Well, actually that’s not true. Because even though the devil goes away at those times. Jesus is right there. He says, “Here’s my perfection. Let it cover over you. Did you forget? I won. I did it for you. I tuned out the devil for you.”
After trying twice and failing twice, the desperate devil pulls out all the stops. He shows Jesus a vista of all the kingdoms of the world, and all the power, money, women, popularity, food and drink that goes with them—if only the King of Kings would bow down to worship him.
Do you see the temptation? You can have all the pleasures this world has to offer, without the hard work of obedience, without the humiliation, without carrying a cross or shedding any blood. Everything, everything will be yours, Jesus, if only you will listen to me.”
Jesus didn’t want everything. He wanted you to be his own. He didn’t want an easy way out for himself. He wanted heaven for you. And the only way to accomplish that was through obedience, through humiliation, through a cross, through the shedding of blood. It’s true in this story, but it’s also true of Jesus’ story in general. He had everything. He was everything, but Jesus was willing to give up everything for you.
So if you’re wondering, look to Jesus in the wilderness and be reminded once again: God is really on your side. The fact is, he loves you. And he likes you, too—with a genuine affection that a perfect father has for his dear children. God is on your side.
And we live like people who are on his side. How does this text teach us to do that? First of all, the text teaches us that the devil is a nasty enemy, who takes his daily battles with us seriously. So don’t let your guard down. I read this on a blog called Bread for Beggars this week, and thought I’d share it with you.
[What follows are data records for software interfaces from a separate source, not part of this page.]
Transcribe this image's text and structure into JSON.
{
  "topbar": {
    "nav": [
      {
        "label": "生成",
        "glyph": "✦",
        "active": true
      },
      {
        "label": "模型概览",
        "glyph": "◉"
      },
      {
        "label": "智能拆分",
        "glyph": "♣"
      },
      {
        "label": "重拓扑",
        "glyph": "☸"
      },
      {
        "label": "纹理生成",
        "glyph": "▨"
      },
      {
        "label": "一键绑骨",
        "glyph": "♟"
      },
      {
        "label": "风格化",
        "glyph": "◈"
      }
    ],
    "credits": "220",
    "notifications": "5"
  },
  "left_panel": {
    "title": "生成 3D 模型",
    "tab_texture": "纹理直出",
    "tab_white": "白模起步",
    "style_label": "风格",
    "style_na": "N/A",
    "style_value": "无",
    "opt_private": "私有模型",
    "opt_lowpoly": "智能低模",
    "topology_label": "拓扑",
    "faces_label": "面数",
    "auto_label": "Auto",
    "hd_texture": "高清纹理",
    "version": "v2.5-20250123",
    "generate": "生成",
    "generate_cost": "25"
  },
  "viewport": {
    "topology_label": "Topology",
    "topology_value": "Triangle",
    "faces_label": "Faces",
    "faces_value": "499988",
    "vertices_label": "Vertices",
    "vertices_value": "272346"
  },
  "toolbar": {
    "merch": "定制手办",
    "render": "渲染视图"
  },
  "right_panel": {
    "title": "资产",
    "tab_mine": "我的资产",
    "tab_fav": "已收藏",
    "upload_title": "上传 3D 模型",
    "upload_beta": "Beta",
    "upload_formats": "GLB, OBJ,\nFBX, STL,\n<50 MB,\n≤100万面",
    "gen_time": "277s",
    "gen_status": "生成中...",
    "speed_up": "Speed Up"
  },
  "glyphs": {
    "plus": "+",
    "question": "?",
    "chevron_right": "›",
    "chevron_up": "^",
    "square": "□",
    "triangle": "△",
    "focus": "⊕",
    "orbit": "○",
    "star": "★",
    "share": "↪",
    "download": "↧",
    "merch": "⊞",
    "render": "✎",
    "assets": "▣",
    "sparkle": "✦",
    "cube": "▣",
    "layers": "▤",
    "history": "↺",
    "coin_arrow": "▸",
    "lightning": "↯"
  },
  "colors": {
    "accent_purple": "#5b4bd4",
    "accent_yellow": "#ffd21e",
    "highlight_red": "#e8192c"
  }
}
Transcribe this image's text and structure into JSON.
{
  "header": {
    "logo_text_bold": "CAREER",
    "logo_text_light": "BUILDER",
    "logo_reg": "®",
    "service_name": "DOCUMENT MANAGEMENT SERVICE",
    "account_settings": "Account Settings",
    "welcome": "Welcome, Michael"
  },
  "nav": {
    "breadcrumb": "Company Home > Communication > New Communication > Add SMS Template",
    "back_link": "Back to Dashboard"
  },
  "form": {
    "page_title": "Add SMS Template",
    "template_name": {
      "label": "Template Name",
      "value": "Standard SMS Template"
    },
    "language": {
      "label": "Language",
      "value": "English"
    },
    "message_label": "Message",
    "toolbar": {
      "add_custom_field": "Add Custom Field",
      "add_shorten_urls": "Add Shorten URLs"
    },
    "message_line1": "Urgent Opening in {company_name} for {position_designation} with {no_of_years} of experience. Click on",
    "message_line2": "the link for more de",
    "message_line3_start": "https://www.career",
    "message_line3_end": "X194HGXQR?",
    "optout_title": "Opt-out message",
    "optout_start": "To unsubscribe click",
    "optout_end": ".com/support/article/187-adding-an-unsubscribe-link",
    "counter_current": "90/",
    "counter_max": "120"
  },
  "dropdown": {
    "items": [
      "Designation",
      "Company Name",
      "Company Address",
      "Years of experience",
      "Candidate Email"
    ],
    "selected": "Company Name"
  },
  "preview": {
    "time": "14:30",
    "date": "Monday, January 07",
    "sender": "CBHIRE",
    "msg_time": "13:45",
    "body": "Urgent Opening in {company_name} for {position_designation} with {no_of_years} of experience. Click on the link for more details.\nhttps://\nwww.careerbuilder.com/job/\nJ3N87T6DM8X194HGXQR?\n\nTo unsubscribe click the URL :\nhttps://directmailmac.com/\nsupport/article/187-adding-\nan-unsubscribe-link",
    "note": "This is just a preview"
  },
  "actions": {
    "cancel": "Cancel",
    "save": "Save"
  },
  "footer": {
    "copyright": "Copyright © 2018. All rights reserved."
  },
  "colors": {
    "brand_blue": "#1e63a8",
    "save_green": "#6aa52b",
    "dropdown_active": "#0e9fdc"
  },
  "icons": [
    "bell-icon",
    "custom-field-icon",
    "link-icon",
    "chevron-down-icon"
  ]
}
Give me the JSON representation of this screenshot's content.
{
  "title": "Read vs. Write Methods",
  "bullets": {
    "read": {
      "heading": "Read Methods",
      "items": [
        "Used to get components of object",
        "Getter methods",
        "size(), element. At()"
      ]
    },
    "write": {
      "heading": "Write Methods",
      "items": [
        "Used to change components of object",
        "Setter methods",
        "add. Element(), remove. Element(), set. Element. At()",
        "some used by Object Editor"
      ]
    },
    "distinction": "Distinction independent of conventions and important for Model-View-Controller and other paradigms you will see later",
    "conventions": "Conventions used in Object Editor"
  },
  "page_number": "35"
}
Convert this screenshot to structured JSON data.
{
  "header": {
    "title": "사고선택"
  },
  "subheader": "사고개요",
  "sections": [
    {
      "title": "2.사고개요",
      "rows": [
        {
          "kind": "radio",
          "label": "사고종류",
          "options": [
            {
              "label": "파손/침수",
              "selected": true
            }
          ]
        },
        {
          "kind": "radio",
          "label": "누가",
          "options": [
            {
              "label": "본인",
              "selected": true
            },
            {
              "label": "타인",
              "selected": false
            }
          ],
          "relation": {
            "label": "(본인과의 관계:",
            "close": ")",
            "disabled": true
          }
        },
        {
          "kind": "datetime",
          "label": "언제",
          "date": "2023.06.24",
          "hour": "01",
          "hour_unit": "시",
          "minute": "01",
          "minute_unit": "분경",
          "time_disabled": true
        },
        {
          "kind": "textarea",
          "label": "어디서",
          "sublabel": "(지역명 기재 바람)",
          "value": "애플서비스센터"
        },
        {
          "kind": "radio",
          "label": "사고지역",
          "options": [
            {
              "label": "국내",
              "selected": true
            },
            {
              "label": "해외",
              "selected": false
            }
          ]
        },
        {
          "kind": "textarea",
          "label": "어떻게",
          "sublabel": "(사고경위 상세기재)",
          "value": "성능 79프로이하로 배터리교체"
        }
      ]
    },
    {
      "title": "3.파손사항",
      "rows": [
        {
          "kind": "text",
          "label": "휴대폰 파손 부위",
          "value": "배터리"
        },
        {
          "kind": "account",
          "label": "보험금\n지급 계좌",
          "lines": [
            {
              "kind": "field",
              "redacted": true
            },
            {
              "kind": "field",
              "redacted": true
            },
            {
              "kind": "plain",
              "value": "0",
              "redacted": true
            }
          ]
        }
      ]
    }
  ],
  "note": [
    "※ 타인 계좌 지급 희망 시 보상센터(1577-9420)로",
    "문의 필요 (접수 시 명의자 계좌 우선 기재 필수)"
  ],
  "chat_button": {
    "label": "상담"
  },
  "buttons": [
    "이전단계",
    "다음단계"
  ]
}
At the end of World War II, the night before the Allies hit the beaches at Normandy, U.S. paratroopers were dropped behind enemy lines to cut off Hitler’s reinforcements. Moving through the dead of night, alone or in small groups, the paratroopers had orders to fight an enemy they couldn’t see or predict.
The commanders, though, were unhappy with some of their troopers. Too many had hunkered down in hedgerows to await the dawn; a few had even gone to sleep. Pvt. Francis Palys of the 506th saw what was perhaps the worst dereliction of duty. Hearing “all kinds of noise and singing from a distance,” he and his men sneaked up on a farmhouse. In it was a mixed group from both American divisions. The paratroopers had found the Calvados barrel in the cellar and “they were drunker than a bunch of hillbillies on a Saturday night wingding” (D-Day Illustrated Edition: June 6, 1944: The Climactic Battle of World War II; p. 245, 246). These men knew they were at war – but they refused to act like it. Do you always realize that you are at war? Do you always act like it?
The devil doesn’t just mean to do you harm. His first priority is to lull you to sleep. Don’t let your guard down. And don’t forget to use your weapons. We didn’t mention it when we were walking through the text, but did you notice that for every temptation, Jesus had an answer? For every one of the devil’s fastballs that caught the meaty part of the plate, Jesus was ready with the Louisville Slugger of God’s Word?
And if you think, “Well, that’s just too easy, too simplistic, Pastor. To think that running to my Bible is going to help me when tempted, that’s just naive.” If you think that, consider the possibility that that’s exactly what the devil wants you to think. He wants you to leave your best player on the bench. He wants you to walk into battle with him without your sword and shield.
So just try it. Be in the Word always, but especially the next time Satan turns up the rhetoric. Find this story in your Bible in fact—Matthew 4—and learn from the best how to send the devil running. Using the Word to fight off temptation worked for Jesus. Now you fight, too using the same weapon. Because you know that Jesus is by your side. And you know God is on your side. Amen.